Restate the material below word for word, from its first line to its last.

[Task input — start]

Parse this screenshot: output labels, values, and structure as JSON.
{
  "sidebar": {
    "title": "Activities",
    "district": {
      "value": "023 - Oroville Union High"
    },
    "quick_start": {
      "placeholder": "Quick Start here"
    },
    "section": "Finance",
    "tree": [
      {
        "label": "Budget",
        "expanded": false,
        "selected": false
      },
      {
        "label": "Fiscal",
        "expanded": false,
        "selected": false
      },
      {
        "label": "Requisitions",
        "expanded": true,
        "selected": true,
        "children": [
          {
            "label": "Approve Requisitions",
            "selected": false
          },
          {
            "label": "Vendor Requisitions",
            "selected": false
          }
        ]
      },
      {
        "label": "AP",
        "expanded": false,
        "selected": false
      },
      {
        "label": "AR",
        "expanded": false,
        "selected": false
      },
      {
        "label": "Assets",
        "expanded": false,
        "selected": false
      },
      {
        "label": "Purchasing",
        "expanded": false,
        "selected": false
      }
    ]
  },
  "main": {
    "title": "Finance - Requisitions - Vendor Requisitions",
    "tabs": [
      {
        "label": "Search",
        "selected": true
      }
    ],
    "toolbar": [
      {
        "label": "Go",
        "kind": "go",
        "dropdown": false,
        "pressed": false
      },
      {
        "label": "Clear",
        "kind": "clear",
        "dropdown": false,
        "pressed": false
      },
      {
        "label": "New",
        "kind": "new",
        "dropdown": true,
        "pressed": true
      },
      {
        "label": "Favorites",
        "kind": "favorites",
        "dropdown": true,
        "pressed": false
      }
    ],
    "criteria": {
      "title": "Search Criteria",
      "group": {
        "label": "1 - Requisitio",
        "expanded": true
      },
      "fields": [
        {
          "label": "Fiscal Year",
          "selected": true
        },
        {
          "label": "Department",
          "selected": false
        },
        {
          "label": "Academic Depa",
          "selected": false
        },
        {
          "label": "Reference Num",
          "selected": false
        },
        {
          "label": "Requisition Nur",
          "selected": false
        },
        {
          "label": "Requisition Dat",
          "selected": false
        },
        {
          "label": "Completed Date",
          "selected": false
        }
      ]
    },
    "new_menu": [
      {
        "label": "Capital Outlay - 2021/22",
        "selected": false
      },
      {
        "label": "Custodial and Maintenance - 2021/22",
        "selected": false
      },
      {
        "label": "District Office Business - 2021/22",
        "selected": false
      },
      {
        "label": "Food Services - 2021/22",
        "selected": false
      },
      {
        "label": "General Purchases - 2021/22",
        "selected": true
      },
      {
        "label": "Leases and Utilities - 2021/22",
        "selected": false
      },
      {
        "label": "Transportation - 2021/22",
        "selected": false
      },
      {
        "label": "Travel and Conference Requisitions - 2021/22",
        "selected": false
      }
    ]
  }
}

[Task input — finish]

[Answer]:
Parse this screenshot: output labels, values, and structure as JSON.
{
  "sidebar": {
    "title": "Activities",
    "district": {
      "value": "023 - Oroville Union High"
    },
    "quick_start": {
      "placeholder": "Quick Start here"
    },
    "section": "Finance",
    "tree": [
      {
        "label": "Budget",
        "expanded": false,
        "selected": false
      },
      {
        "label": "Fiscal",
        "expanded": false,
        "selected": false
      },
      {
        "label": "Requisitions",
        "expanded": true,
        "selected": true,
        "children": [
          {
            "label": "Approve Requisitions",
            "selected": false
          },
          {
            "label": "Vendor Requisitions",
            "selected": false
          }
        ]
      },
      {
        "label": "AP",
        "expanded": false,
        "selected": false
      },
      {
        "label": "AR",
        "expanded": false,
        "selected": false
      },
      {
        "label": "Assets",
        "expanded": false,
        "selected": false
      },
      {
        "label": "Purchasing",
        "expanded": false,
        "selected": false
      }
    ]
  },
  "main": {
    "title": "Finance - Requisitions - Vendor Requisitions",
    "tabs": [
      {
        "label": "Search",
        "selected": true
      }
    ],
    "toolbar": [
      {
        "label": "Go",
        "kind": "go",
        "dropdown": false,
        "pressed": false
      },
      {
        "label": "Clear",
        "kind": "clear",
        "dropdown": false,
        "pressed": false
      },
      {
        "label": "New",
        "kind": "new",
        "dropdown": true,
        "pressed": true
      },
      {
        "label": "Favorites",
        "kind": "favorites",
        "dropdown": true,
        "pressed": false
      }
    ],
    "criteria": {
      "title": "Search Criteria",
      "group": {
        "label": "1 - Requisitio",
        "expanded": true
      },
      "fields": [
        {
          "label": "Fiscal Year",
          "selected": true
        },
        {
          "label": "Department",
          "selected": false
        },
        {
          "label": "Academic Depa",
          "selected": false
        },
        {
          "label": "Reference Num",
          "selected": false
        },
        {
          "label": "Requisition Nur",
          "selected": false
        },
        {
          "label": "Requisition Dat",
          "selected": false
        },
        {
          "label": "Completed Date",
          "selected": false
        }
      ]
    },
    "new_menu": [
      {
        "label": "Capital Outlay - 2021/22",
        "selected": false
      },
      {
        "label": "Custodial and Maintenance - 2021/22",
        "selected": false
      },
      {
        "label": "District Office Business - 2021/22",
        "selected": false
      },
      {
        "label": "Food Services - 2021/22",
        "selected": false
      },
      {
        "label": "General Purchases - 2021/22",
        "selected": true
      },
      {
        "label": "Leases and Utilities - 2021/22",
        "selected": false
      },
      {
        "label": "Transportation - 2021/22",
        "selected": false
      },
      {
        "label": "Travel and Conference Requisitions - 2021/22",
        "selected": false
      }
    ]
  }
}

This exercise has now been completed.